Investing resources into current and future leaders is essential for any organisation, from the smallest start-up business to the largest employer - the civil service. Yet with increasing pace of change and competing demands, developing others can easily fall down the list of priorities, with shorter-term issues taking precedent.
We echo Jon Manzoni’s call to ensure that committing to developing the talent within your business remains high on the agenda. Without this commitment, future failure becomes highly likely.
Great leaders develop new leaders.
In a military setting, it might be expected that ‘command and control’ would be the assumed leadership style. David Marquet delivered a brilliant talk helping us to understand that leaders can only truly control themselves rather than everyone else on their team.
Creating a culture of intention - whereby people are genuinely autonomous for achieving their objectives - creates the conditions to achieve excellence. David gave us two powerful illustrations from his time as captain of a nuclear submarine. The first, having been propelled at short notice to captain the Santa Fe, he gave an order to switch to “speed two” when in fact the new ship had just one setting. The order was passed on by his subordinate, despite the fact that it was known by him to be a pointless order. No-one spoke up as the culture at the time was highly deferential to the hierarchy. Creating conditions that allow people not only to speak up but to provide their more optimal ideas for achieving the mission is how effective teams function.
The second was a photo from the top of a surfaced submarine, receiving a Navy SEAL team via helicopter. The image showed the view of the operation that David, as captain, had; he could only see the top of the helicopter and not the action below. His point was that leaders need to set their people up to succeed and trust them to execute well as no captain or CEO can see everything.
Great leadership creates the conditions where people are both responsible and autonomous, so that 'I was just following orders' is not a valid reason for poor results.
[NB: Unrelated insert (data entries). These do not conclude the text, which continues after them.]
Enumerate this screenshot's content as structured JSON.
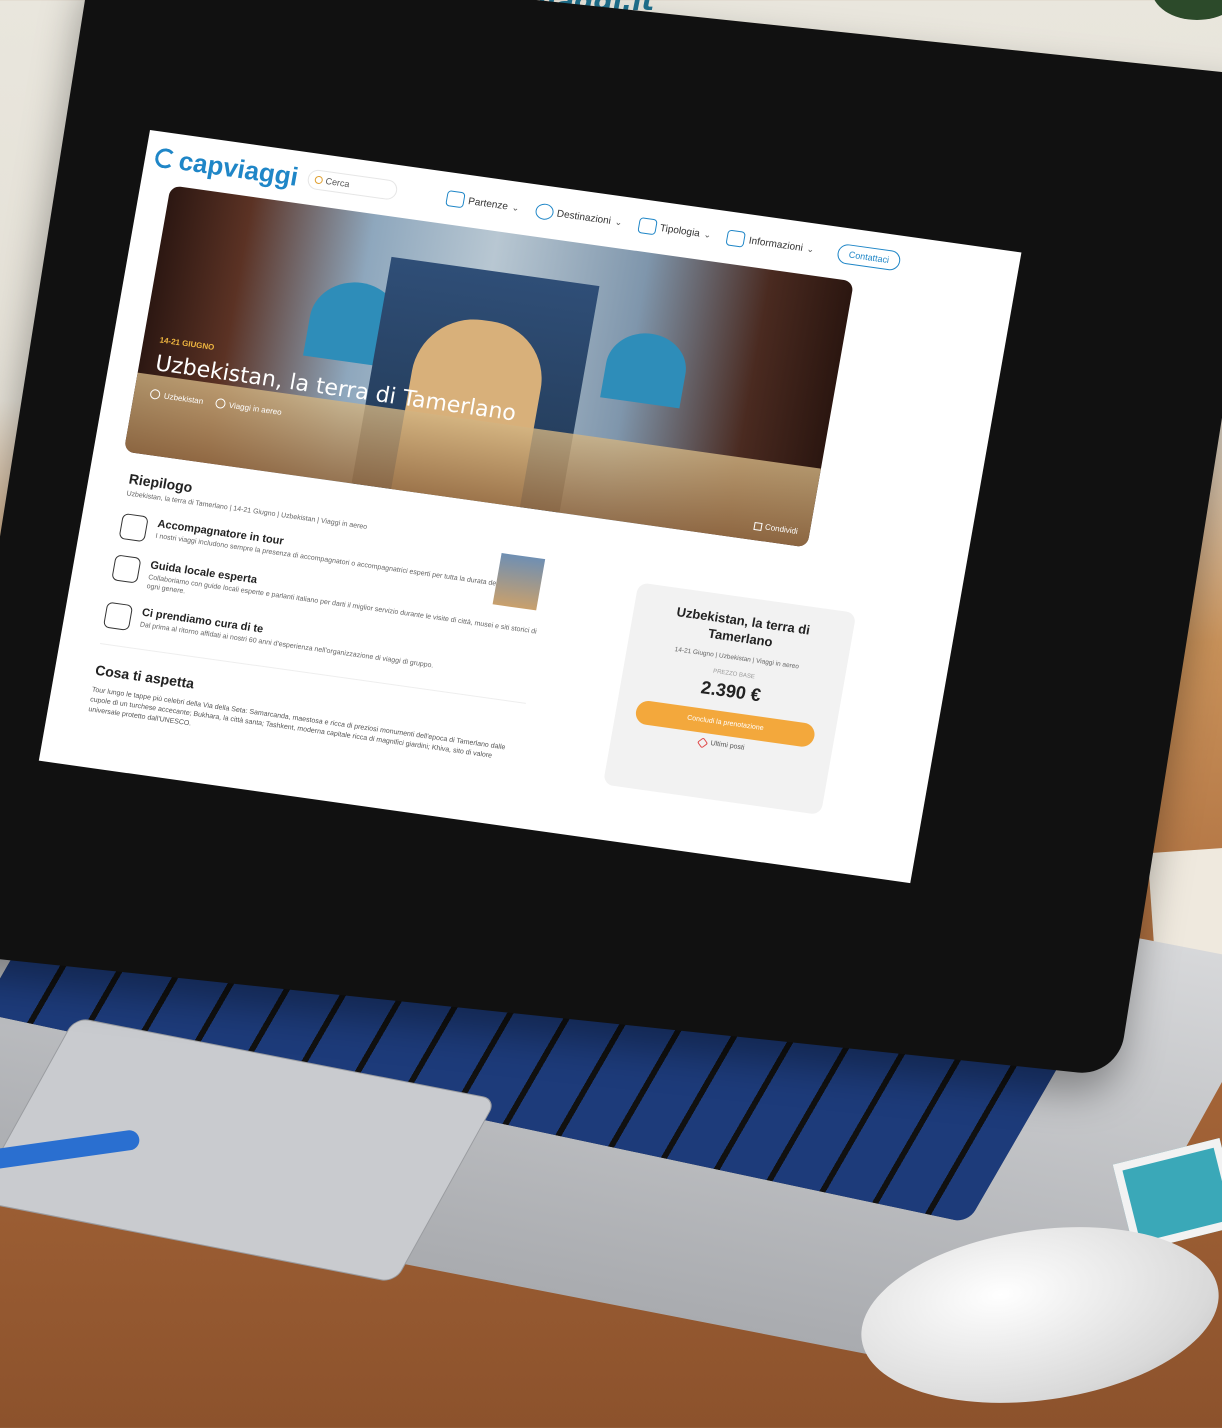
{
  "scene": {
    "url": "www.capviaggi.it"
  },
  "header": {
    "logo": "capviaggi",
    "search_label": "Cerca",
    "nav": [
      {
        "label": "Partenze"
      },
      {
        "label": "Destinazioni"
      },
      {
        "label": "Tipologia"
      },
      {
        "label": "Informazioni"
      }
    ],
    "contact": "Contattaci"
  },
  "hero": {
    "date": "14-21 GIUGNO",
    "title": "Uzbekistan, la terra di Tamerlano",
    "tags": [
      "Uzbekistan",
      "Viaggi in aereo"
    ],
    "share": "Condividi"
  },
  "summary": {
    "heading": "Riepilogo",
    "subtitle": "Uzbekistan, la terra di Tamerlano | 14-21 Giugno | Uzbekistan | Viaggi in aereo",
    "features": [
      {
        "title": "Accompagnatore in tour",
        "desc": "I nostri viaggi includono sempre la presenza di accompagnatori o accompagnatrici esperti per tutta la durata del viaggio."
      },
      {
        "title": "Guida locale esperta",
        "desc": "Collaboriamo con guide locali esperte e parlanti italiano per darti il miglior servizio durante le visite di città, musei e siti storici di ogni genere."
      },
      {
        "title": "Ci prendiamo cura di te",
        "desc": "Dal prima al ritorno affidati ai nostri 60 anni d'esperienza nell'organizzazione di viaggi di gruppo."
      }
    ]
  },
  "about": {
    "heading": "Cosa ti aspetta",
    "text": "Tour lungo le tappe più celebri della Via della Seta: Samarcanda, maestosa e ricca di preziosi monumenti dell'epoca di Tamerlano dalle cupole di un turchese accecante; Bukhara, la città santa; Tashkent, moderna capitale ricca di magnifici giardini; Khiva, sito di valore universale protetto dall'UNESCO."
  },
  "booking_card": {
    "title": "Uzbekistan, la terra di Tamerlano",
    "sub": "14-21 Giugno | Uzbekistan | Viaggi in aereo",
    "price_label": "PREZZO BASE",
    "price": "2.390 €",
    "cta": "Concludi la prenotazione",
    "urgency": "Ultimi posti",
    "cta_color": "#f3a83c"
  }
}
Do any of these insights resonate with you? How can we apply this learning to our leadership?
We'd be delighted to hear from you!
Phil, Peter and Kaaren.